**DIRECTIONS:** Repeat all entries below exactly as shown.

*** Opening of THE RECORDS ***

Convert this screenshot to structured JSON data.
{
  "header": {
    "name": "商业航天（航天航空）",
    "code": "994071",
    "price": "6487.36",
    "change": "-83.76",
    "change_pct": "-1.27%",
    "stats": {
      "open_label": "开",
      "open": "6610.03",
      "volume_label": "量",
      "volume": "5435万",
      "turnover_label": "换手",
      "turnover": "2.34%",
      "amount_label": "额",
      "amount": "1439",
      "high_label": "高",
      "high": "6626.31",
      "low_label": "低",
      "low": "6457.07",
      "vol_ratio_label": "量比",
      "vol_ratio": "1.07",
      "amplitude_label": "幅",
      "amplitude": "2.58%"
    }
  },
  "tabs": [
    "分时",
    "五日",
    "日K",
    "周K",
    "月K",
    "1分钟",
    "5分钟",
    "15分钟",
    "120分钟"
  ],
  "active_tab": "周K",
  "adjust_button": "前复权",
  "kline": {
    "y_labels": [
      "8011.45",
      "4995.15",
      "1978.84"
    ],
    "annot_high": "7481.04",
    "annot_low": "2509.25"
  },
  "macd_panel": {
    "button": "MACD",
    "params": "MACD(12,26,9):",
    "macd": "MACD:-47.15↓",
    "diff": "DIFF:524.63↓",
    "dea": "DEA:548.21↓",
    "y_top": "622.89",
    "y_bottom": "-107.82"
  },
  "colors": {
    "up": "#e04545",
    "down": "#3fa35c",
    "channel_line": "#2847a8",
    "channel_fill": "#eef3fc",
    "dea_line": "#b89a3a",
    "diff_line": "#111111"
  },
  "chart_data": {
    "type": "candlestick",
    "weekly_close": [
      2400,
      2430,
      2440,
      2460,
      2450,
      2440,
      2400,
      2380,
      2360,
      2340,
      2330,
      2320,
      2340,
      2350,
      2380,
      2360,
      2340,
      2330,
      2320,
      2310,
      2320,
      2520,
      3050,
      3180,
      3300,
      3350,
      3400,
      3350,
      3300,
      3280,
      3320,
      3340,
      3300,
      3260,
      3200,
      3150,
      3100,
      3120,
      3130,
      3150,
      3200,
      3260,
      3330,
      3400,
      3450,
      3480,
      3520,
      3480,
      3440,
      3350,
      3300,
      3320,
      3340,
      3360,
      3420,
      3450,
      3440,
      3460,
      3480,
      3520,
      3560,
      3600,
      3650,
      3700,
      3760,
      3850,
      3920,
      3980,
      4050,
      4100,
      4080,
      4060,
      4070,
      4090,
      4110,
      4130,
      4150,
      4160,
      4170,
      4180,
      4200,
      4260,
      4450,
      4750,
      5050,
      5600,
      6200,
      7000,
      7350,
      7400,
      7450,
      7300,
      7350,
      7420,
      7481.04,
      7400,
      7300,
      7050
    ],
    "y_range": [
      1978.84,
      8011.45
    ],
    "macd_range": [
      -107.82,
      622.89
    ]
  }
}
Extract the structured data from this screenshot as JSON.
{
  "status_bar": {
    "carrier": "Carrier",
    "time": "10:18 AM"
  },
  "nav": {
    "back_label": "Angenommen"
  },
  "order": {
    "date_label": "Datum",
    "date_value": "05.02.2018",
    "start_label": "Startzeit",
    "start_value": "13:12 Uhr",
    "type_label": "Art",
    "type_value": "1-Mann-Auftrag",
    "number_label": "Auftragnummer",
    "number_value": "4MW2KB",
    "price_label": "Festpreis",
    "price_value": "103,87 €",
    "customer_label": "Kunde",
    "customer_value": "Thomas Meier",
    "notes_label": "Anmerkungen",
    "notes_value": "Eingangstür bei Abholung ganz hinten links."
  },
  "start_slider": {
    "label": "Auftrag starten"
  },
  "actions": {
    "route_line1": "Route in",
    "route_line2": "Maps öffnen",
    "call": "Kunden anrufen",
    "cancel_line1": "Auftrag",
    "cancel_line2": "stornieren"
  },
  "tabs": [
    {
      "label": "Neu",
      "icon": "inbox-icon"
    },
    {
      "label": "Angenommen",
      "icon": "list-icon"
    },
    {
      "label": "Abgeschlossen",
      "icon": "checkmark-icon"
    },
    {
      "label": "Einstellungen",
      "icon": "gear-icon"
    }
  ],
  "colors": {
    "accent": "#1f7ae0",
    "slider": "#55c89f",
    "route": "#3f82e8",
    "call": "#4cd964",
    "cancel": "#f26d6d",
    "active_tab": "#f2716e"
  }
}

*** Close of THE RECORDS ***

**THE COMPLETED TASK:**
Convert this screenshot to structured JSON data.
{
  "header": {
    "name": "商业航天（航天航空）",
    "code": "994071",
    "price": "6487.36",
    "change": "-83.76",
    "change_pct": "-1.27%",
    "stats": {
      "open_label": "开",
      "open": "6610.03",
      "volume_label": "量",
      "volume": "5435万",
      "turnover_label": "换手",
      "turnover": "2.34%",
      "amount_label": "额",
      "amount": "1439",
      "high_label": "高",
      "high": "6626.31",
      "low_label": "低",
      "low": "6457.07",
      "vol_ratio_label": "量比",
      "vol_ratio": "1.07",
      "amplitude_label": "幅",
      "amplitude": "2.58%"
    }
  },
  "tabs": [
    "分时",
    "五日",
    "日K",
    "周K",
    "月K",
    "1分钟",
    "5分钟",
    "15分钟",
    "120分钟"
  ],
  "active_tab": "周K",
  "adjust_button": "前复权",
  "kline": {
    "y_labels": [
      "8011.45",
      "4995.15",
      "1978.84"
    ],
    "annot_high": "7481.04",
    "annot_low": "2509.25"
  },
  "macd_panel": {
    "button": "MACD",
    "params": "MACD(12,26,9):",
    "macd": "MACD:-47.15↓",
    "diff": "DIFF:524.63↓",
    "dea": "DEA:548.21↓",
    "y_top": "622.89",
    "y_bottom": "-107.82"
  },
  "colors": {
    "up": "#e04545",
    "down": "#3fa35c",
    "channel_line": "#2847a8",
    "channel_fill": "#eef3fc",
    "dea_line": "#b89a3a",
    "diff_line": "#111111"
  },
  "chart_data": {
    "type": "candlestick",
    "weekly_close": [
      2400,
      2430,
      2440,
      2460,
      2450,
      2440,
      2400,
      2380,
      2360,
      2340,
      2330,
      2320,
      2340,
      2350,
      2380,
      2360,
      2340,
      2330,
      2320,
      2310,
      2320,
      2520,
      3050,
      3180,
      3300,
      3350,
      3400,
      3350,
      3300,
      3280,
      3320,
      3340,
      3300,
      3260,
      3200,
      3150,
      3100,
      3120,
      3130,
      3150,
      3200,
      3260,
      3330,
      3400,
      3450,
      3480,
      3520,
      3480,
      3440,
      3350,
      3300,
      3320,
      3340,
      3360,
      3420,
      3450,
      3440,
      3460,
      3480,
      3520,
      3560,
      3600,
      3650,
      3700,
      3760,
      3850,
      3920,
      3980,
      4050,
      4100,
      4080,
      4060,
      4070,
      4090,
      4110,
      4130,
      4150,
      4160,
      4170,
      4180,
      4200,
      4260,
      4450,
      4750,
      5050,
      5600,
      6200,
      7000,
      7350,
      7400,
      7450,
      7300,
      7350,
      7420,
      7481.04,
      7400,
      7300,
      7050
    ],
    "y_range": [
      1978.84,
      8011.45
    ],
    "macd_range": [
      -107.82,
      622.89
    ]
  }
}
Extract the structured data from this screenshot as JSON.
{
  "status_bar": {
    "carrier": "Carrier",
    "time": "10:18 AM"
  },
  "nav": {
    "back_label": "Angenommen"
  },
  "order": {
    "date_label": "Datum",
    "date_value": "05.02.2018",
    "start_label": "Startzeit",
    "start_value": "13:12 Uhr",
    "type_label": "Art",
    "type_value": "1-Mann-Auftrag",
    "number_label": "Auftragnummer",
    "number_value": "4MW2KB",
    "price_label": "Festpreis",
    "price_value": "103,87 €",
    "customer_label": "Kunde",
    "customer_value": "Thomas Meier",
    "notes_label": "Anmerkungen",
    "notes_value": "Eingangstür bei Abholung ganz hinten links."
  },
  "start_slider": {
    "label": "Auftrag starten"
  },
  "actions": {
    "route_line1": "Route in",
    "route_line2": "Maps öffnen",
    "call": "Kunden anrufen",
    "cancel_line1": "Auftrag",
    "cancel_line2": "stornieren"
  },
  "tabs": [
    {
      "label": "Neu",
      "icon": "inbox-icon"
    },
    {
      "label": "Angenommen",
      "icon": "list-icon"
    },
    {
      "label": "Abgeschlossen",
      "icon": "checkmark-icon"
    },
    {
      "label": "Einstellungen",
      "icon": "gear-icon"
    }
  ],
  "colors": {
    "accent": "#1f7ae0",
    "slider": "#55c89f",
    "route": "#3f82e8",
    "call": "#4cd964",
    "cancel": "#f26d6d",
    "active_tab": "#f2716e"
  }
}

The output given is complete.